Here are some records; copy every line that holds the word "panel".

-------- DATA RECORDS --------

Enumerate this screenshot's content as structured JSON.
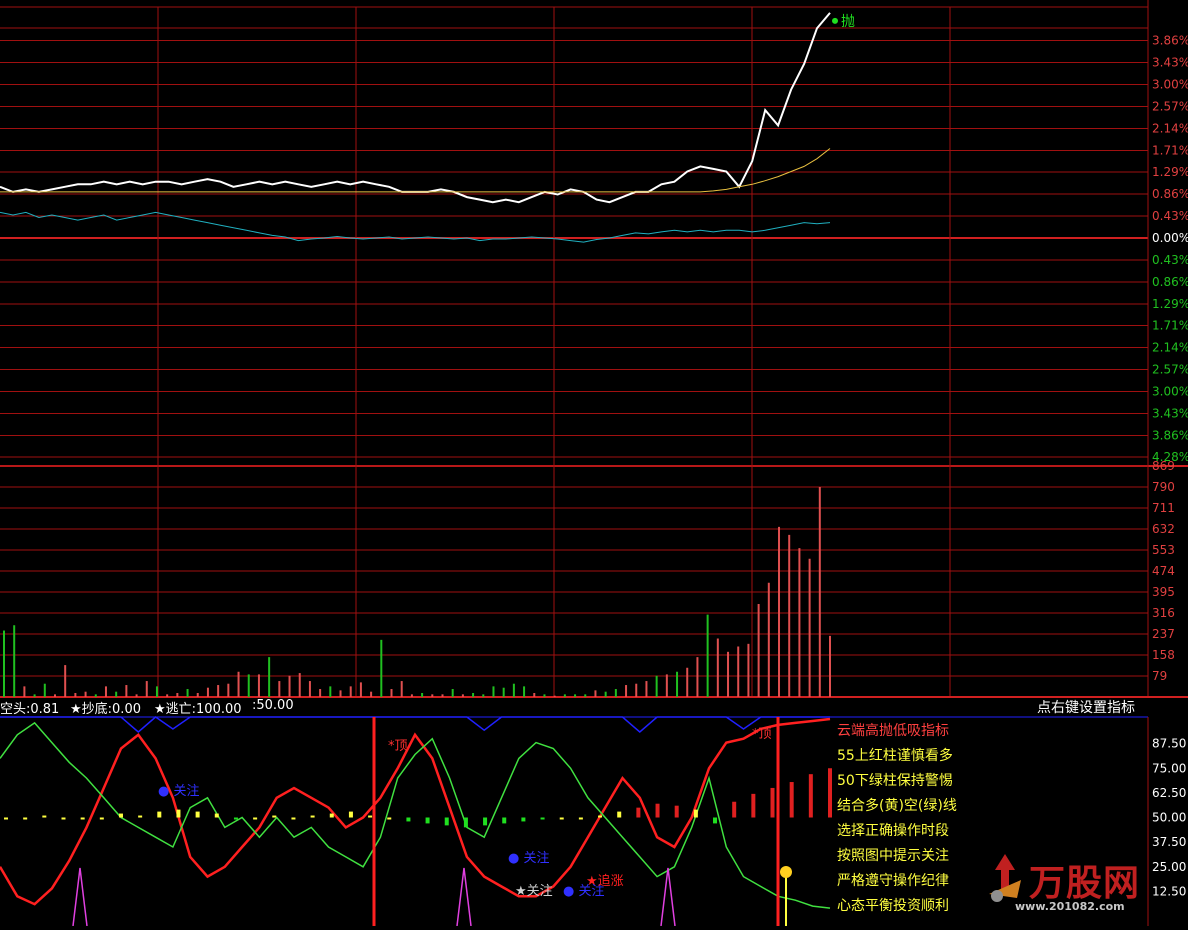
{
  "header": {
    "top_left_fragment": "",
    "top_right_fragment": ""
  },
  "colors": {
    "background": "#000000",
    "grid": "#a01010",
    "price_line": "#ffffff",
    "avg_line": "#e8c040",
    "index_line": "#20b0c0",
    "axis_up": "#e04040",
    "axis_down": "#20c020",
    "volume_up": "#e05050",
    "volume_down": "#20c020"
  },
  "markers": {
    "sell_point": "抛",
    "top_1": "*顶",
    "top_2": "*顶",
    "watch_1": "关注",
    "watch_2": "关注",
    "watch_3": "关注",
    "watch_4": "关注",
    "chase": "追涨"
  },
  "indicator_header": {
    "short_label": "空头:0.81",
    "bottom_label": "抄底:0.00",
    "escape_label": "逃亡:100.00",
    "extra_value": ":50.00",
    "right_hint": "点右键设置指标"
  },
  "legend_lines": [
    "云端高抛低吸指标",
    "55上红柱谨慎看多",
    "50下绿柱保持警惕",
    "结合多(黄)空(绿)线",
    "选择正确操作时段",
    "按照图中提示关注",
    "严格遵守操作纪律",
    "心态平衡投资顺利"
  ],
  "watermark": {
    "brand": "万股网",
    "url": "www.201082.com"
  },
  "chart_data": [
    {
      "type": "line",
      "panel": "intraday price",
      "y_axis_labels_up": [
        "3.86%",
        "3.43%",
        "3.00%",
        "2.57%",
        "2.14%",
        "1.71%",
        "1.29%",
        "0.86%",
        "0.43%",
        "0.00%"
      ],
      "y_axis_labels_down": [
        "0.43%",
        "0.86%",
        "1.29%",
        "1.71%",
        "2.14%",
        "2.57%",
        "3.00%",
        "3.43%",
        "3.86%",
        "4.28%"
      ],
      "ylim": [
        -4.28,
        4.28
      ],
      "series": [
        {
          "role": "price",
          "values": [
            1.0,
            0.9,
            0.95,
            0.9,
            0.95,
            1.0,
            1.05,
            1.05,
            1.1,
            1.05,
            1.1,
            1.05,
            1.1,
            1.1,
            1.05,
            1.1,
            1.15,
            1.1,
            1.0,
            1.05,
            1.1,
            1.05,
            1.1,
            1.05,
            1.0,
            1.05,
            1.1,
            1.05,
            1.1,
            1.05,
            1.0,
            0.9,
            0.9,
            0.9,
            0.95,
            0.9,
            0.8,
            0.75,
            0.7,
            0.75,
            0.7,
            0.8,
            0.9,
            0.85,
            0.95,
            0.9,
            0.75,
            0.7,
            0.8,
            0.9,
            0.9,
            1.05,
            1.1,
            1.3,
            1.4,
            1.35,
            1.3,
            1.0,
            1.5,
            2.5,
            2.2,
            2.9,
            3.4,
            4.1,
            4.4
          ]
        },
        {
          "role": "average",
          "values": [
            0.9,
            0.9,
            0.9,
            0.9,
            0.9,
            0.9,
            0.9,
            0.9,
            0.9,
            0.9,
            0.9,
            0.9,
            0.9,
            0.9,
            0.9,
            0.9,
            0.9,
            0.9,
            0.9,
            0.9,
            0.9,
            0.9,
            0.9,
            0.9,
            0.9,
            0.9,
            0.9,
            0.9,
            0.9,
            0.9,
            0.9,
            0.9,
            0.9,
            0.9,
            0.9,
            0.9,
            0.9,
            0.9,
            0.9,
            0.9,
            0.9,
            0.9,
            0.9,
            0.9,
            0.9,
            0.9,
            0.9,
            0.9,
            0.9,
            0.9,
            0.9,
            0.9,
            0.9,
            0.9,
            0.9,
            0.92,
            0.95,
            1.0,
            1.05,
            1.12,
            1.2,
            1.3,
            1.4,
            1.55,
            1.75
          ]
        },
        {
          "role": "index",
          "values": [
            0.5,
            0.45,
            0.5,
            0.4,
            0.45,
            0.4,
            0.35,
            0.4,
            0.45,
            0.35,
            0.4,
            0.45,
            0.5,
            0.45,
            0.4,
            0.35,
            0.3,
            0.25,
            0.2,
            0.15,
            0.1,
            0.05,
            0.02,
            -0.05,
            -0.02,
            0.0,
            0.03,
            0.0,
            -0.02,
            0.0,
            0.02,
            -0.02,
            0.0,
            0.02,
            0.0,
            -0.02,
            0.0,
            -0.05,
            -0.02,
            -0.02,
            0.0,
            0.02,
            0.0,
            -0.02,
            -0.05,
            -0.08,
            -0.03,
            0.0,
            0.05,
            0.1,
            0.08,
            0.12,
            0.15,
            0.12,
            0.15,
            0.12,
            0.15,
            0.15,
            0.12,
            0.15,
            0.2,
            0.25,
            0.3,
            0.28,
            0.3
          ]
        }
      ]
    },
    {
      "type": "bar",
      "panel": "volume",
      "y_axis_labels": [
        "869",
        "790",
        "711",
        "632",
        "553",
        "474",
        "395",
        "316",
        "237",
        "158",
        "79"
      ],
      "ylim": [
        0,
        869
      ],
      "values": [
        250,
        270,
        40,
        10,
        50,
        10,
        120,
        15,
        20,
        10,
        40,
        20,
        45,
        10,
        60,
        40,
        10,
        15,
        30,
        15,
        35,
        45,
        50,
        95,
        85,
        85,
        150,
        60,
        80,
        90,
        60,
        30,
        40,
        25,
        40,
        55,
        20,
        215,
        30,
        60,
        10,
        15,
        10,
        10,
        30,
        10,
        15,
        10,
        40,
        35,
        50,
        40,
        15,
        10,
        5,
        10,
        10,
        10,
        25,
        20,
        30,
        45,
        50,
        60,
        80,
        85,
        95,
        110,
        150,
        310,
        220,
        170,
        190,
        200,
        350,
        430,
        640,
        610,
        560,
        520,
        790,
        230
      ],
      "down_indices": [
        0,
        1,
        3,
        4,
        9,
        11,
        15,
        18,
        24,
        26,
        32,
        37,
        41,
        44,
        46,
        47,
        48,
        49,
        50,
        51,
        53,
        55,
        56,
        57,
        59,
        60,
        64,
        66,
        69
      ]
    },
    {
      "type": "line",
      "panel": "indicator",
      "y_axis_labels": [
        "87.50",
        "75.00",
        "62.50",
        "50.00",
        "37.50",
        "25.00",
        "12.50"
      ],
      "ylim": [
        0,
        100
      ],
      "series": [
        {
          "role": "red",
          "values": [
            25,
            10,
            6,
            14,
            28,
            45,
            65,
            85,
            92,
            80,
            60,
            30,
            20,
            25,
            35,
            45,
            60,
            65,
            60,
            55,
            45,
            50,
            60,
            75,
            92,
            80,
            55,
            30,
            20,
            15,
            10,
            10,
            15,
            25,
            40,
            55,
            70,
            60,
            40,
            35,
            50,
            75,
            88,
            90,
            95,
            97,
            98,
            99,
            100
          ]
        },
        {
          "role": "green",
          "values": [
            80,
            92,
            98,
            88,
            78,
            70,
            60,
            50,
            45,
            40,
            35,
            55,
            60,
            45,
            50,
            40,
            50,
            40,
            45,
            35,
            30,
            25,
            40,
            70,
            82,
            90,
            70,
            45,
            40,
            60,
            80,
            88,
            85,
            75,
            60,
            50,
            40,
            30,
            20,
            25,
            45,
            70,
            35,
            20,
            15,
            10,
            8,
            5,
            4
          ]
        },
        {
          "role": "blue",
          "values": [
            100,
            100,
            100,
            100,
            100,
            100,
            100,
            100,
            75,
            100,
            80,
            100,
            100,
            100,
            100,
            100,
            100,
            100,
            100,
            100,
            100,
            100,
            100,
            100,
            100,
            100,
            100,
            100,
            78,
            100,
            100,
            100,
            100,
            100,
            100,
            100,
            100,
            75,
            100,
            100,
            100,
            100,
            100,
            80,
            100,
            100,
            100,
            100,
            100
          ]
        },
        {
          "role": "histogram",
          "values": [
            50,
            50,
            51,
            50,
            50,
            50,
            52,
            51,
            53,
            54,
            53,
            52,
            49,
            50,
            51,
            50,
            51,
            52,
            53,
            51,
            50,
            48,
            47,
            46,
            45,
            46,
            47,
            48,
            49,
            50,
            50,
            51,
            53,
            55,
            57,
            56,
            54,
            47,
            58,
            62,
            65,
            68,
            72,
            75
          ]
        }
      ]
    }
  ]
}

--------

ANSWER TO THE PROBLEM:
      "panel": "intraday price",
      "panel": "volume",
      "panel": "indicator",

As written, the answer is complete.